Output the records exactly, and drop each picture.

************

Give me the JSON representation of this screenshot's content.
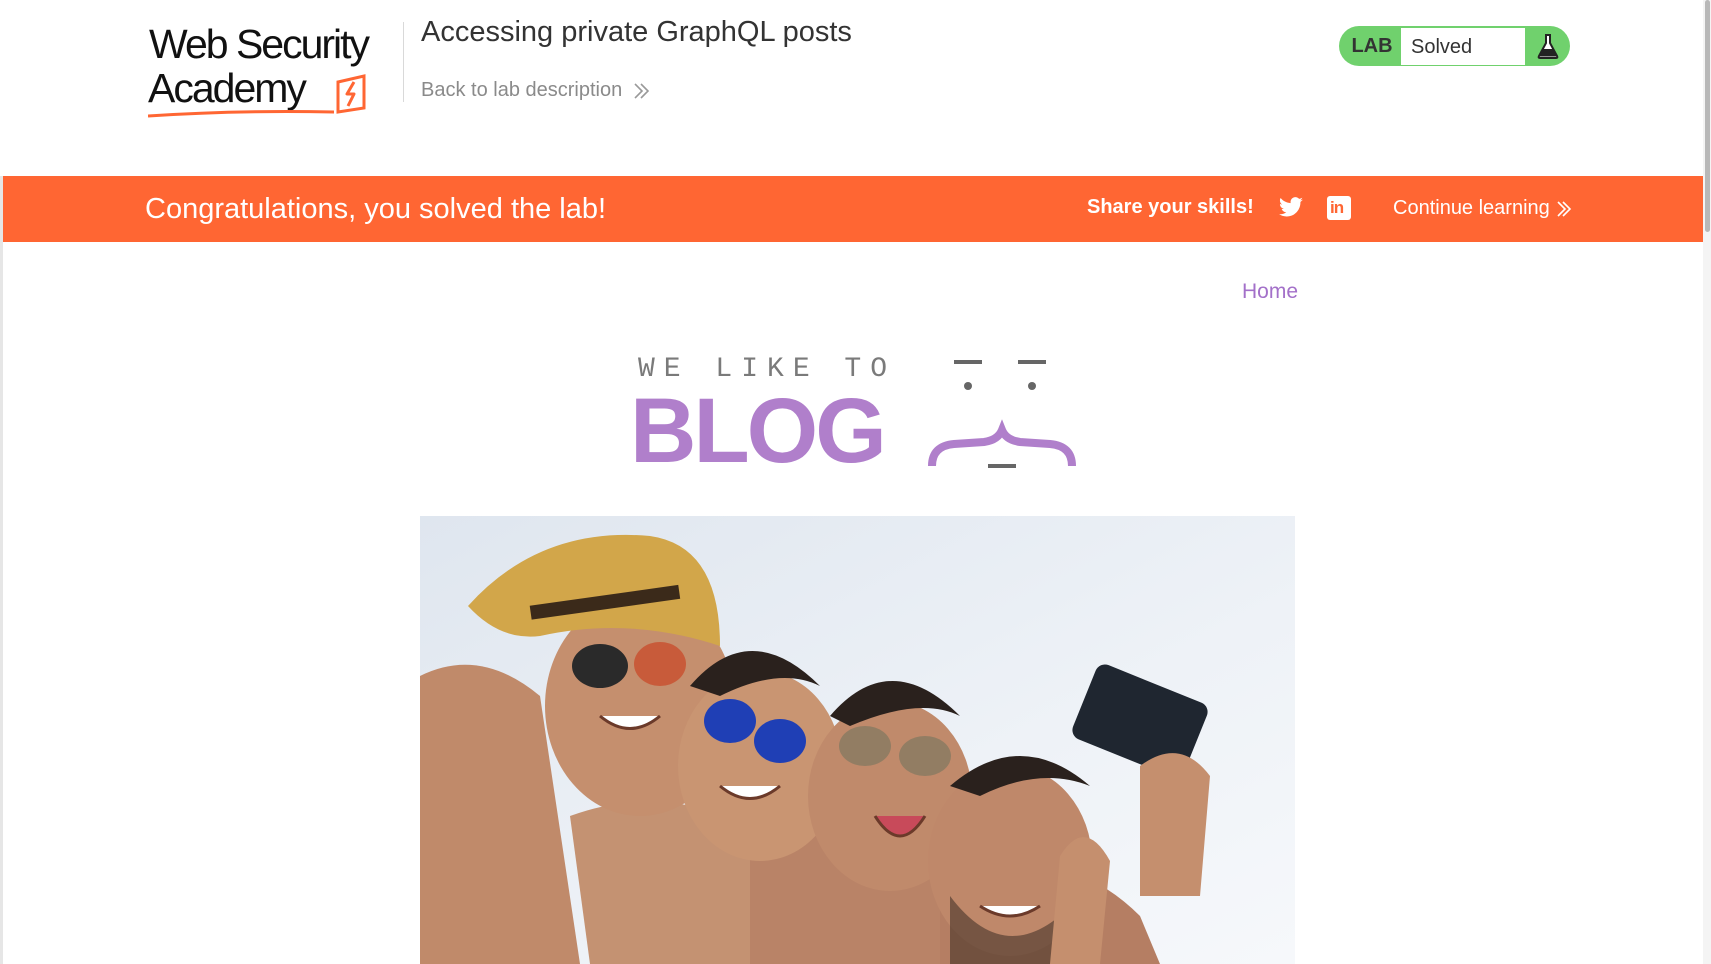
{
  "header": {
    "logo": {
      "line1": "Web Security",
      "line2": "Academy"
    },
    "lab_title": "Accessing private GraphQL posts",
    "back_link": "Back to lab description",
    "status": {
      "label": "LAB",
      "state": "Solved",
      "icon": "flask-icon"
    }
  },
  "banner": {
    "message": "Congratulations, you solved the lab!",
    "share_label": "Share your skills!",
    "twitter_icon": "twitter-icon",
    "linkedin_icon": "linkedin-icon",
    "linkedin_glyph": "in",
    "continue_label": "Continue learning"
  },
  "blog": {
    "nav": {
      "home": "Home"
    },
    "logo": {
      "tagline": "WE LIKE TO",
      "word": "BLOG"
    },
    "post_image": {
      "description_icon": "photo"
    }
  },
  "colors": {
    "banner": "#ff6633",
    "lab_badge": "#70d16d",
    "accent_purple": "#b07fcb",
    "link_purple": "#a370c9"
  }
}
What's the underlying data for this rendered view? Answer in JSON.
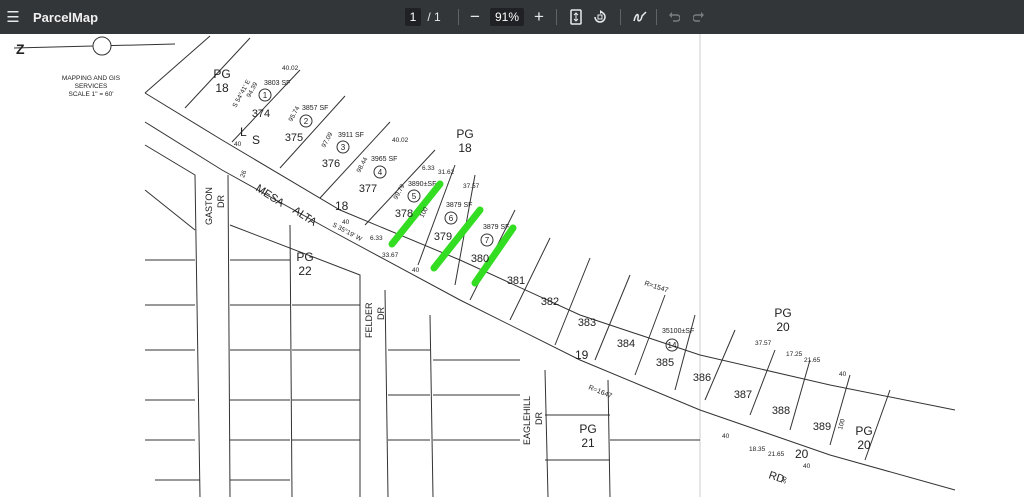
{
  "toolbar": {
    "menu_icon": "hamburger-menu-icon",
    "app_title": "ParcelMap",
    "page_current": "1",
    "page_separator": "/",
    "page_total": "1",
    "zoom_out": "−",
    "zoom_value": "91%",
    "zoom_in": "+",
    "fit_icon": "fit-page-icon",
    "rotate_icon": "rotate-icon",
    "draw_icon": "annotate-icon",
    "undo_icon": "undo-icon",
    "redo_icon": "redo-icon"
  },
  "map": {
    "legend_lines": [
      "MAPPING AND GIS",
      "SERVICES",
      "SCALE 1\" = 60'"
    ],
    "page_refs": [
      "PG",
      "18",
      "PG",
      "18",
      "PG",
      "22",
      "PG",
      "20",
      "PG",
      "21",
      "PG",
      "20"
    ],
    "streets": [
      "MESA",
      "ALTA",
      "GASTON",
      "DR",
      "FELDER",
      "DR",
      "EAGLEHILL",
      "DR",
      "RD"
    ],
    "tract_labels": [
      "L",
      "S",
      "18",
      "19",
      "20"
    ],
    "lots": [
      "374",
      "375",
      "376",
      "377",
      "378",
      "379",
      "380",
      "381",
      "382",
      "383",
      "384",
      "385",
      "386",
      "387",
      "388",
      "389"
    ],
    "parcel_numbers": [
      "1",
      "2",
      "3",
      "4",
      "5",
      "6",
      "7",
      "14"
    ],
    "areas": [
      "3803 SF",
      "3857 SF",
      "3911 SF",
      "3965 SF",
      "3890±SF",
      "3879 SF",
      "3879 SF",
      "35100±SF"
    ],
    "dims": [
      "40.02",
      "94.39",
      "95.74",
      "97.09",
      "98.44",
      "99.79",
      "40.02",
      "31.62",
      "6.33",
      "37.57",
      "100",
      "40",
      "40",
      "40",
      "6.33",
      "33.67",
      "40",
      "37.57",
      "17.25",
      "21.65",
      "40",
      "18.35",
      "21.65",
      "40",
      "100",
      "26",
      "30"
    ],
    "bearings": [
      "S 54°41' E",
      "S 35°19' W"
    ],
    "curves": [
      "R=1547",
      "R=1647"
    ]
  },
  "colors": {
    "highlight": "#33dd22",
    "toolbar_bg": "#323639"
  }
}
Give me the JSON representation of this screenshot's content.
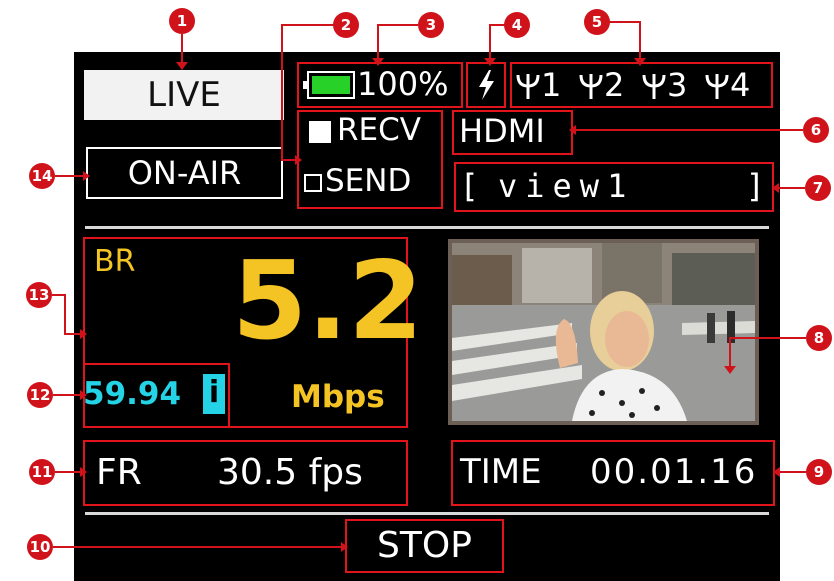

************

Finished task
Give me the JSON representation of this screenshot's content.
{
  "header": {
    "logo": {
      "line1": "Web Security",
      "line2": "Academy"
    },
    "lab_title": "Accessing private GraphQL posts",
    "back_link": "Back to lab description",
    "status": {
      "label": "LAB",
      "state": "Solved",
      "icon": "flask-icon"
    }
  },
  "banner": {
    "message": "Congratulations, you solved the lab!",
    "share_label": "Share your skills!",
    "twitter_icon": "twitter-icon",
    "linkedin_icon": "linkedin-icon",
    "linkedin_glyph": "in",
    "continue_label": "Continue learning"
  },
  "blog": {
    "nav": {
      "home": "Home"
    },
    "logo": {
      "tagline": "WE LIKE TO",
      "word": "BLOG"
    },
    "post_image": {
      "description_icon": "photo"
    }
  },
  "colors": {
    "banner": "#ff6633",
    "lab_badge": "#70d16d",
    "accent_purple": "#b07fcb",
    "link_purple": "#a370c9"
  }
}
What's the underlying data for this rendered view? Answer in JSON.
{
  "toolbar": {
    "menu_icon": "hamburger-menu-icon",
    "app_title": "ParcelMap",
    "page_current": "1",
    "page_separator": "/",
    "page_total": "1",
    "zoom_out": "−",
    "zoom_value": "91%",
    "zoom_in": "+",
    "fit_icon": "fit-page-icon",
    "rotate_icon": "rotate-icon",
    "draw_icon": "annotate-icon",
    "undo_icon": "undo-icon",
    "redo_icon": "redo-icon"
  },
  "map": {
    "legend_lines": [
      "MAPPING AND GIS",
      "SERVICES",
      "SCALE 1\" = 60'"
    ],
    "page_refs": [
      "PG",
      "18",
      "PG",
      "18",
      "PG",
      "22",
      "PG",
      "20",
      "PG",
      "21",
      "PG",
      "20"
    ],
    "streets": [
      "MESA",
      "ALTA",
      "GASTON",
      "DR",
      "FELDER",
      "DR",
      "EAGLEHILL",
      "DR",
      "RD"
    ],
    "tract_labels": [
      "L",
      "S",
      "18",
      "19",
      "20"
    ],
    "lots": [
      "374",
      "375",
      "376",
      "377",
      "378",
      "379",
      "380",
      "381",
      "382",
      "383",
      "384",
      "385",
      "386",
      "387",
      "388",
      "389"
    ],
    "parcel_numbers": [
      "1",
      "2",
      "3",
      "4",
      "5",
      "6",
      "7",
      "14"
    ],
    "areas": [
      "3803 SF",
      "3857 SF",
      "3911 SF",
      "3965 SF",
      "3890±SF",
      "3879 SF",
      "3879 SF",
      "35100±SF"
    ],
    "dims": [
      "40.02",
      "94.39",
      "95.74",
      "97.09",
      "98.44",
      "99.79",
      "40.02",
      "31.62",
      "6.33",
      "37.57",
      "100",
      "40",
      "40",
      "40",
      "6.33",
      "33.67",
      "40",
      "37.57",
      "17.25",
      "21.65",
      "40",
      "18.35",
      "21.65",
      "40",
      "100",
      "26",
      "30"
    ],
    "bearings": [
      "S 54°41' E",
      "S 35°19' W"
    ],
    "curves": [
      "R=1547",
      "R=1647"
    ]
  },
  "colors": {
    "highlight": "#33dd22",
    "toolbar_bg": "#323639"
  }
}
Give me the JSON representation of this screenshot's content.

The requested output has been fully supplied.